Written by Dr. John Carosso
Where we left off
We spent the past few posts discussing the diagnosis and treatment of mild autism. By the way, your subsequent comments and questions have been remarkable and very thought-provoking; thank you. At this point, you already know the general signs and symptoms of autism (if not, just check-out any number of my prior posts at helpforyourchild.com), so let’s transition to a discussion about the treatment of more notable autism. In that respect, as a parent, if you have good practitioners to help, that’s great, but you don’t want to be completely dependent on therapists for your child’s well-being. If you know the following two approaches, you will, in fact, be quite prepared and capable.
Two diverse but complementary approaches that are second to none
You’ve undoubtedly heard of ‘applied behavioral analysis’ (ABA) and that ABA is ‘best-practices’ when it comes to the treatment of autism. However, it’s important to note that ABA is a systematic approach to developing and implementing treatment methods, not a specific strategy per se. In any case, I’ve written about ABA in prior posts (to read one, click here) and how it is used as a foundation for the two specific strategies described below.
Discrete Trial Teaching

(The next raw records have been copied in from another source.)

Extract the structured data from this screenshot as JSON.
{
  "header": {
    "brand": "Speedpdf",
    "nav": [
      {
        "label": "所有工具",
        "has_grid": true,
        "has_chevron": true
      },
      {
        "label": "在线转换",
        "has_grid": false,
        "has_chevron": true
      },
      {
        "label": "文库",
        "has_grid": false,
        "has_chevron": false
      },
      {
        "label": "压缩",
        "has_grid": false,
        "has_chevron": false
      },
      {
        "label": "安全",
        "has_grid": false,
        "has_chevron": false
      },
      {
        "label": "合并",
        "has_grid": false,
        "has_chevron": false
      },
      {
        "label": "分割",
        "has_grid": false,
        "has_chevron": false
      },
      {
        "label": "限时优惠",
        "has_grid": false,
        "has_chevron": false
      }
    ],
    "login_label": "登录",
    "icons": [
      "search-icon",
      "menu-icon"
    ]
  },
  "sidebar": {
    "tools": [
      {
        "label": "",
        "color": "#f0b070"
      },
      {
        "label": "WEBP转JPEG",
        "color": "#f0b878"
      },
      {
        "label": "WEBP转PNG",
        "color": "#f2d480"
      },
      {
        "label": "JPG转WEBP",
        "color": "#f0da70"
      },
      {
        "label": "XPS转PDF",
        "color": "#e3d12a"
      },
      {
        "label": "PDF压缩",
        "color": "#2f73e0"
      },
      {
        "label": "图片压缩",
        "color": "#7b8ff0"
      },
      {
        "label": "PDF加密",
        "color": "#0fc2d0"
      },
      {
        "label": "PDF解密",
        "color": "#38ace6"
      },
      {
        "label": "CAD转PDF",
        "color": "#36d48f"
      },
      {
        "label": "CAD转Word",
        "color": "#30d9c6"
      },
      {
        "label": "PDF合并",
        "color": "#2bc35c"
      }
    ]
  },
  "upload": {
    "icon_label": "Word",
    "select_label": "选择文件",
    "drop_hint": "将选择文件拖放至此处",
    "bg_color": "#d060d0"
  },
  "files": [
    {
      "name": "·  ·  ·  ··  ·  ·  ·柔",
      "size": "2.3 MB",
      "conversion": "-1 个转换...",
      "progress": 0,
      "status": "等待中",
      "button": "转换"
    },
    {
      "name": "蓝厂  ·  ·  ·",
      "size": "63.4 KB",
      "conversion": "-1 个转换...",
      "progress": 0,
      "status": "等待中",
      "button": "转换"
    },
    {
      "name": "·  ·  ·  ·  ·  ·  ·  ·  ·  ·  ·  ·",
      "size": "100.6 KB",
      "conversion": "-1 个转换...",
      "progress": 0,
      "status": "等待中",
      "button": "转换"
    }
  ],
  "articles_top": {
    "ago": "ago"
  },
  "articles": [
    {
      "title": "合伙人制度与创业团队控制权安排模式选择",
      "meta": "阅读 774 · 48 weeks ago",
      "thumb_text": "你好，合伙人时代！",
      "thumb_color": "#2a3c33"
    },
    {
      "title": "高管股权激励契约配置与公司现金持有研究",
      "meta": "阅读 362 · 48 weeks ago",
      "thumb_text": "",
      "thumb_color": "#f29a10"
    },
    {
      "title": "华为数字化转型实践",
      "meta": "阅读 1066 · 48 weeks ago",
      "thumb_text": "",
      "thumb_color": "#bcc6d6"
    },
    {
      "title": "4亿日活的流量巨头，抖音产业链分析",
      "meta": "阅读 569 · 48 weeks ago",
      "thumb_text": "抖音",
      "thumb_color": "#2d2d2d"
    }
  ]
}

A specific approach I highly recommend, based in ABA, is something called discrete trial teaching. In my opinion, there is nothing better to teach specific skills including mimicking, labeling, requesting, categorizing, and the beginning of conversational skills among other things. I’ve presented and created videos about this approach on my Youtube channel and on another of our sites, appletreeinstitute.com. This approach is structured, systematic, regimented and predominately done at a table (sometimes referred to as ‘table-time’). There are countless other videos on YouTube describing this approach; check them out!! You won’t find a better method to teach specific skills to your child.
The Early Start Denver Model
As much as Discrete Trial Teaching is formal, systematic, and regimented, the Early Start Denver Model (ESDM) is free-flowing, in-the-moment, fun, and relationship-building, with strategies that are designed to do just that, build your relationship with your child!! This is especially important in that a primary sign of autism is an aloof quality and a general lack of social engagement. This approach takes everyday events and routines such as getting dressed, eating a meal, changing a diaper, clean-up, reading a story, playing with a toy, and leverages them to become dynamic relationship-building activities that make the parent “center-stage” in the endeavor and in the child’s life. Given that, quite often, a parent’s number-one concern is that they can’t get their child with autism to properly engage with them, this approach is vital. There too are excellent videos describing this approach on YouTube, as well as the excellent resource, The Early Start for Your Child with Autism, by Rogers, Dawson, & Vismara.
So, we talked about DTT and the ESDM as two very different but complementary approaches to build and develop both specific skills and, more generally, your relationship with your child. It’s well worth your time to learn about both approaches.
If you wish to learn more about these approaches and have questions about the specific elements, don’t hesitate to reach-out and email me at firstname.lastname@example.org. God bless.